--- DATASET ENTRIES Enclosed Below ---

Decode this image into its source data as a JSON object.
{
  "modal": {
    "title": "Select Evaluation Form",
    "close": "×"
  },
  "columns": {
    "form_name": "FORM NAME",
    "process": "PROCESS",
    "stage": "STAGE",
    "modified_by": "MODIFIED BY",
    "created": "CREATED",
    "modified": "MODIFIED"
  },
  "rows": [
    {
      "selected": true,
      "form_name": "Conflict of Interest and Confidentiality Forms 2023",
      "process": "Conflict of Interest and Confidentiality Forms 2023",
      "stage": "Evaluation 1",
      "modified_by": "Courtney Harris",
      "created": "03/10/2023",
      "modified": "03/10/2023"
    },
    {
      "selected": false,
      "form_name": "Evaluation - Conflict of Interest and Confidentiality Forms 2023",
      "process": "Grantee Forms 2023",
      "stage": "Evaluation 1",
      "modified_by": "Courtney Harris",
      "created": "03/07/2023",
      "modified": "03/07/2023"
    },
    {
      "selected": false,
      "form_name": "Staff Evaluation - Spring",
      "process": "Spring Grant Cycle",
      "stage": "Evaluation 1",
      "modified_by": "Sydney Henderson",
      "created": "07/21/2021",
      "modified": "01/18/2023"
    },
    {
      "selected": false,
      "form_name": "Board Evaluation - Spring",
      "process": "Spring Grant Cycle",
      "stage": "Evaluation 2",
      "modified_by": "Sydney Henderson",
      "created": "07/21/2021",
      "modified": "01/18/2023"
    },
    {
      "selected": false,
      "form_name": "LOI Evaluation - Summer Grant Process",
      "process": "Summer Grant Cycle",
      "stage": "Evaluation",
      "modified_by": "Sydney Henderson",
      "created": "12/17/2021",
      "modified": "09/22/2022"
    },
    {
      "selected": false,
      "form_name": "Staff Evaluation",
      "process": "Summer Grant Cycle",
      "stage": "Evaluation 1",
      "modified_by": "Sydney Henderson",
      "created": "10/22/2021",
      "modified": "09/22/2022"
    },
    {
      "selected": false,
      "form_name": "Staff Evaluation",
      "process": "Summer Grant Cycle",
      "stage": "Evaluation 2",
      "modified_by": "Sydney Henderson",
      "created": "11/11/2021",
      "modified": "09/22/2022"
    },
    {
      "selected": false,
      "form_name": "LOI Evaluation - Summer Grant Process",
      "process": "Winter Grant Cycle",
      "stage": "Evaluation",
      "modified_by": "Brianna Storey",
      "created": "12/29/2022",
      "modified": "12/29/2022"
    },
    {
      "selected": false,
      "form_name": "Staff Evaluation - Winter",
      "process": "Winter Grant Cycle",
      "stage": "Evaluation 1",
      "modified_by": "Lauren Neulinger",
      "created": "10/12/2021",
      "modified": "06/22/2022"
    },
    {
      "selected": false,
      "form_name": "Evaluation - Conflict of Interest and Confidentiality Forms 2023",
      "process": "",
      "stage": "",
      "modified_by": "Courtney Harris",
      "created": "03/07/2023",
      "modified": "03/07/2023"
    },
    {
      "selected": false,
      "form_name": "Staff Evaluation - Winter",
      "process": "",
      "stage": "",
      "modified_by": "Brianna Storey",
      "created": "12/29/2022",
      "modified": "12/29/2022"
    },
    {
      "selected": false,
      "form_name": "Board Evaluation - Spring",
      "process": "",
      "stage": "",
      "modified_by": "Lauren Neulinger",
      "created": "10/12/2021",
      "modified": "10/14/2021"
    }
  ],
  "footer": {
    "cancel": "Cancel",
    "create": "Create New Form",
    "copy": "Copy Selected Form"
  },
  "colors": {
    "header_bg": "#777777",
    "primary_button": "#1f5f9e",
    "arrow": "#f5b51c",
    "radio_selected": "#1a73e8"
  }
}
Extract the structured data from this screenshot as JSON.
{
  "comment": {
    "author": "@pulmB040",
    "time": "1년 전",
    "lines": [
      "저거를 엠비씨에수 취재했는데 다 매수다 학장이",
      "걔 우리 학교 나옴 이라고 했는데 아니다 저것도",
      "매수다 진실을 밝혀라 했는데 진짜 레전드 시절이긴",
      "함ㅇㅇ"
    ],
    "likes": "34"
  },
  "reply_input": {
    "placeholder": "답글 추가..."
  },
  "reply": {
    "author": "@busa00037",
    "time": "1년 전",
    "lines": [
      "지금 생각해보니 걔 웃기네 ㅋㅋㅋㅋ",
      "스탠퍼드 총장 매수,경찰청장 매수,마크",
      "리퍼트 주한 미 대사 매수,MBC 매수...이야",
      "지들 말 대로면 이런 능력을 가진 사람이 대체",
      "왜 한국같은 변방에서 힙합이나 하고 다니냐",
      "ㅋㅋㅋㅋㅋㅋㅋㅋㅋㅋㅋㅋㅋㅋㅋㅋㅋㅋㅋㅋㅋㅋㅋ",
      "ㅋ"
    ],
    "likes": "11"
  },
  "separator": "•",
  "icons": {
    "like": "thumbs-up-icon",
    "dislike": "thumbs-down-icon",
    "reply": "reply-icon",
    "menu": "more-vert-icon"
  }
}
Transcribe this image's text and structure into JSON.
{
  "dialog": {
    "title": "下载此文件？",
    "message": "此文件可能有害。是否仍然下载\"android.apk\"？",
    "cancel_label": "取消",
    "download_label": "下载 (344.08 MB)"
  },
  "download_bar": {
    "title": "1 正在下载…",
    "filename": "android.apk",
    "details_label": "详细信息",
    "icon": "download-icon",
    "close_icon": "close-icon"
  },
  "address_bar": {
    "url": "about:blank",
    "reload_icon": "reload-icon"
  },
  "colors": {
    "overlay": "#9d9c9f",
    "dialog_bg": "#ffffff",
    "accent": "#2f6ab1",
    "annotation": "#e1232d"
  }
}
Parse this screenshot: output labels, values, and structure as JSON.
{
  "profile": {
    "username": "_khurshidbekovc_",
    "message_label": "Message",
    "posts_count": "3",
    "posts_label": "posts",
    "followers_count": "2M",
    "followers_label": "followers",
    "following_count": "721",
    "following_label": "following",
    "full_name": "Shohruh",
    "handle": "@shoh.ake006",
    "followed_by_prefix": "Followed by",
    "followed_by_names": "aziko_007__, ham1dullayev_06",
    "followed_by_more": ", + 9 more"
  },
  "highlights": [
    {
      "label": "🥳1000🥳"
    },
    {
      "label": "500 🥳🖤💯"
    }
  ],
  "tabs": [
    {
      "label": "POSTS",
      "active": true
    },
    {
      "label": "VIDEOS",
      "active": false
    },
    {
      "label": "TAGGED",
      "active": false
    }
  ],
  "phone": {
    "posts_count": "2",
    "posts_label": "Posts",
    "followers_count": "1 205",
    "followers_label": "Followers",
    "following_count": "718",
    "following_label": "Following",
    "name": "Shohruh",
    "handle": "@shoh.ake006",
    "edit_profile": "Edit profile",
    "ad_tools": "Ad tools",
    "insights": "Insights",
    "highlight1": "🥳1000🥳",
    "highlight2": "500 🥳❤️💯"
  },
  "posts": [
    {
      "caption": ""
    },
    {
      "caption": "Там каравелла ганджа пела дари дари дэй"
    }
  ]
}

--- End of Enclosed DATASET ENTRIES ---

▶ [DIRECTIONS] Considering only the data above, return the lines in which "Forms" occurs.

▶ [SOLUTION TO THIS TASK]
      "form_name": "Conflict of Interest and Confidentiality Forms 2023",
      "process": "Conflict of Interest and Confidentiality Forms 2023",
      "form_name": "Evaluation - Conflict of Interest and Confidentiality Forms 2023",
      "process": "Grantee Forms 2023",
      "form_name": "Evaluation - Conflict of Interest and Confidentiality Forms 2023",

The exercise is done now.